Our brain stores memories by associating them with other memories. Often a place may trigger a memory of an event, or smelling something, such as a particular cologne, may trigger your memory of a loved relative. The way that the brain links memories is a powerful tool that is used to help you recall important information, but that may also affect your recovery process. Mental relapse, or relapse justification, is the continuous fight between wanting to use and knowing you should not use. Individuals often underestimate the dangers of situations and fall into the trap of single-time use. They give themselves permission to use substances in a controlled way, but the frequency of use generally increases until they fully relapse.

  • Following these strategies can reduce the risk of relapse due to emotional addiction triggers and maintain long-term sobriety.
  • Above Water Adventures was created to provide a fun, healthy, and constructive outlet for young adults, corporate employees, and those in early recovery.
  • Joining a self-help group has been shown to significantly increase the chances of long-term recovery.

In addition, many research studies show that “wanting” to participate in drug use was the person’s primary coping mechanism for dealing with stress. While going through the recovery process, addicts sometimes fall into a relapse at least once during their journey. With the COVID-19 types of relapse triggers pandemic, a lot of people underwent sudden financial hardships. And when you’re worried about how you’ll pay your bills or feed your family, that stress can build up and drastically worsen your mental state. Learning how to deal with them and not use them is an invaluable lesson.

Individualized, evidence based treatment, to fit your needs.

If you’ve experienced a relapse and would like to return to treatment, American Addiction Centers can help you get back on the path toward recovery and sobriety. Alcohol.org is a subsidiary of AAC, a nationwide provider ofaddiction treatment services, and our admissions navigators are available 24/7 to speak with you about your treatment options. The faster you discuss your relapse and/or return to treatment, the better you’ll be able to get back on track. Remember, a relapse is common and doesn’t mean that treatment has failed.

For example, you may feel a lot of anger when you run into your ex-boyfriend and his new girlfriend at the store, which may make you want to drink. Or, when you’re out having fun with your friends, you may feel confident and in control, so you may permit yourself to smoke marijuana because you convince yourself that you deserve it. Not everyone will relapse, but for some, it can be a part of the recovery process.
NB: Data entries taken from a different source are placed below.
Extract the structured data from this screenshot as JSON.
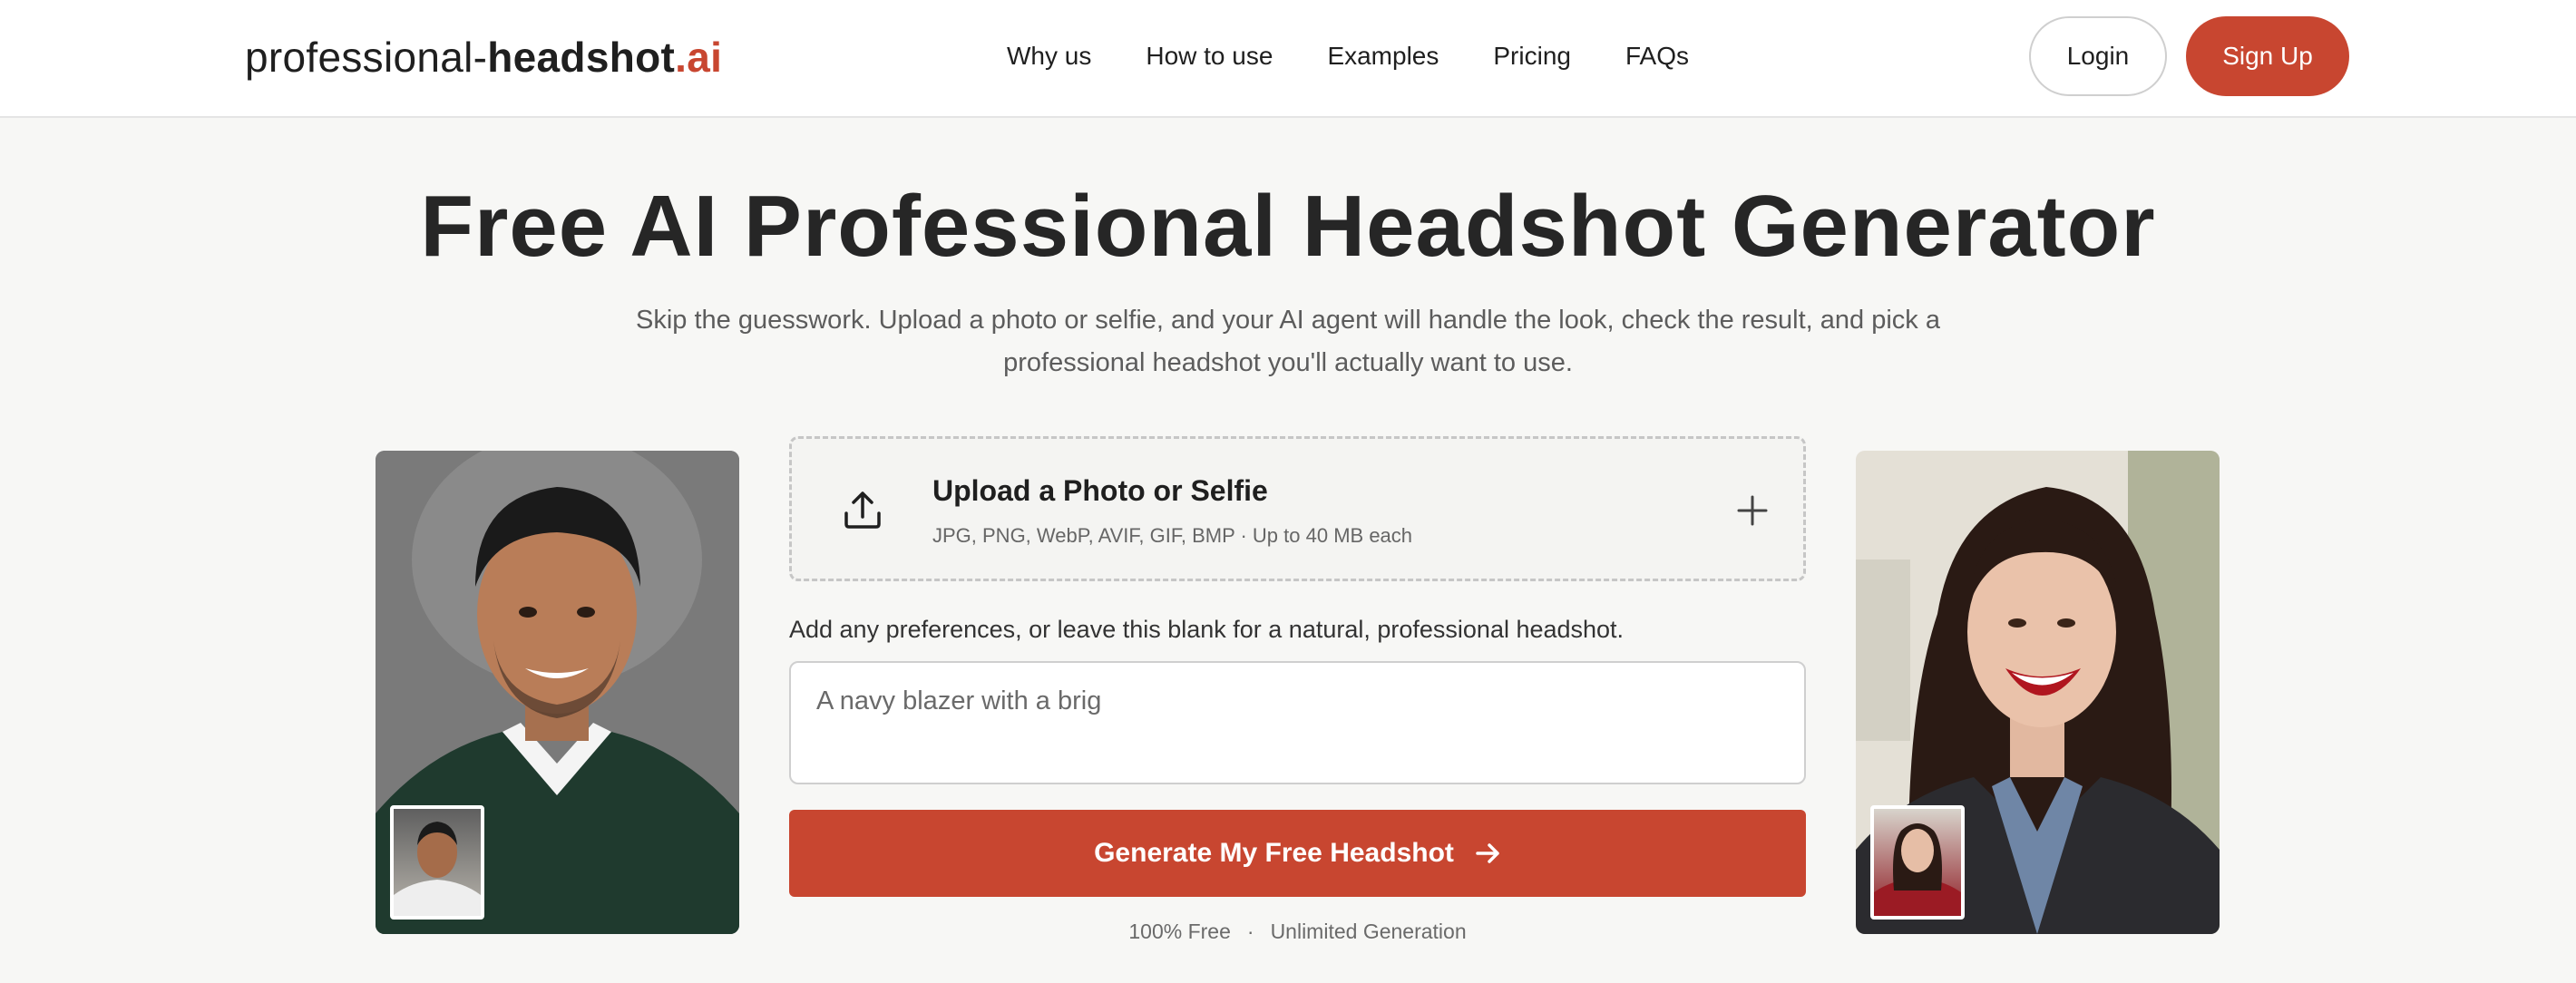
{
  "header": {
    "logo": {
      "part1": "professional-",
      "part2": "headshot",
      "part3": ".ai"
    },
    "nav": [
      "Why us",
      "How to use",
      "Examples",
      "Pricing",
      "FAQs"
    ],
    "login_label": "Login",
    "signup_label": "Sign Up"
  },
  "hero": {
    "title": "Free AI Professional Headshot Generator",
    "subtitle": "Skip the guesswork. Upload a photo or selfie, and your AI agent will handle the look, check the result, and pick a professional headshot you'll actually want to use."
  },
  "upload": {
    "title": "Upload a Photo or Selfie",
    "formats": "JPG, PNG, WebP, AVIF, GIF, BMP · Up to 40 MB each",
    "icon": "upload-icon",
    "add_icon": "plus-icon"
  },
  "preferences": {
    "label": "Add any preferences, or leave this blank for a natural, professional headshot.",
    "value": "A navy blazer with a brig"
  },
  "generate": {
    "label": "Generate My Free Headshot",
    "icon": "arrow-right-icon"
  },
  "footnote": {
    "left": "100% Free",
    "separator": "·",
    "right": "Unlimited Generation"
  },
  "colors": {
    "accent": "#c84630",
    "text": "#1f1f1f",
    "muted": "#5c5c5c",
    "background": "#f7f7f5"
  }
}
To fully recover from addiction, you must modify the harmful behavioral and thought patterns in your life. If you relapse, it’s a red flag that you need to get with your doctor or treatment provider to resume treatment or modify your existing treatment plan.